What does a novelist need? Balzac’s letters suggest the following: a peaceful place to work; a home full of beautiful, expensive objects to create “happiness and a sense of intellectual freedom”; coffee strong enough to maintain the flow of inspiration for two months; debts and publishers’ contracts with draconian penalty clauses to reinforce self-discipline with compulsion; several aliases and hiding places to prevent the creditors’ bailiffs from confiscating the expensive objects; and a constant state of romantic excitation without the time-consuming consequences of love. This is the second of three volumes of Balzac’s Correspondance in the Bibliothèque de la Pléiade, painstakingly edited by Roger Pierrot (who produced the first scholarly edition of Balzac’s letters fifty years ago) and Hervé Yon. It contains 311 letters and documents that did not appear in the earlier edition, and a further 202 that have been completed or corrected. Despite this, there is nothing to alter the accepted view of Balzac.

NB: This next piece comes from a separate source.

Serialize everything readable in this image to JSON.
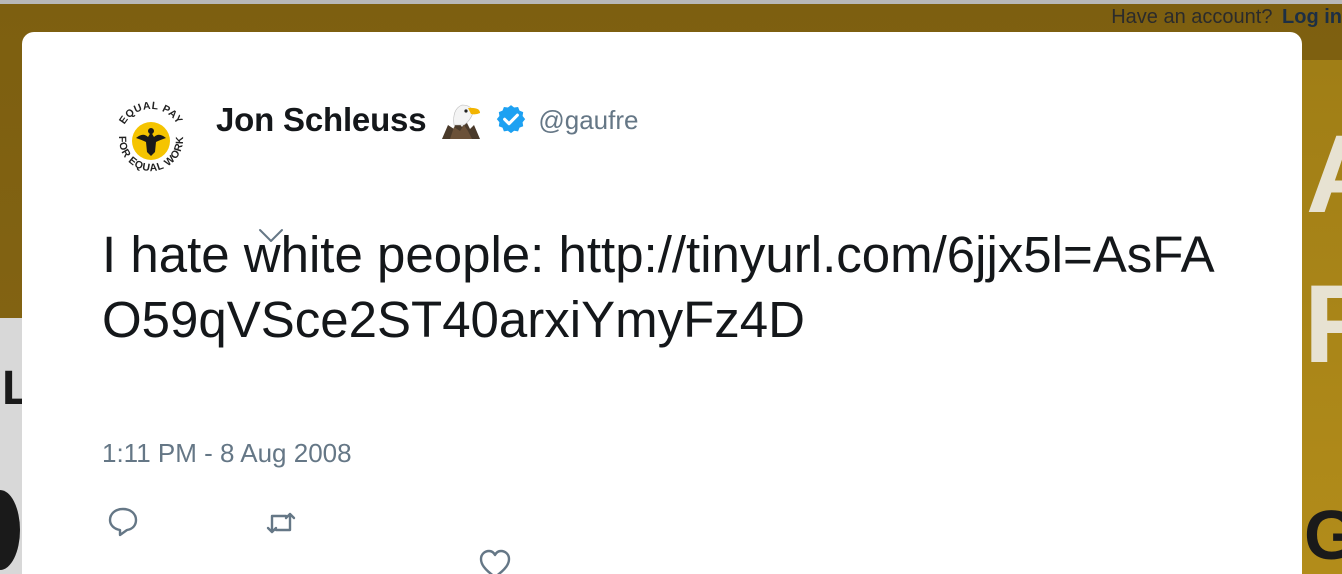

There are still very few letters to members of his family, whom he tended to see as a drain on time and money, and the more revealing and expansive correspondence with the Polish countess who became his wife is published separately as Lettres à Madame Hanska.
more from Graham Robb at the TLS here.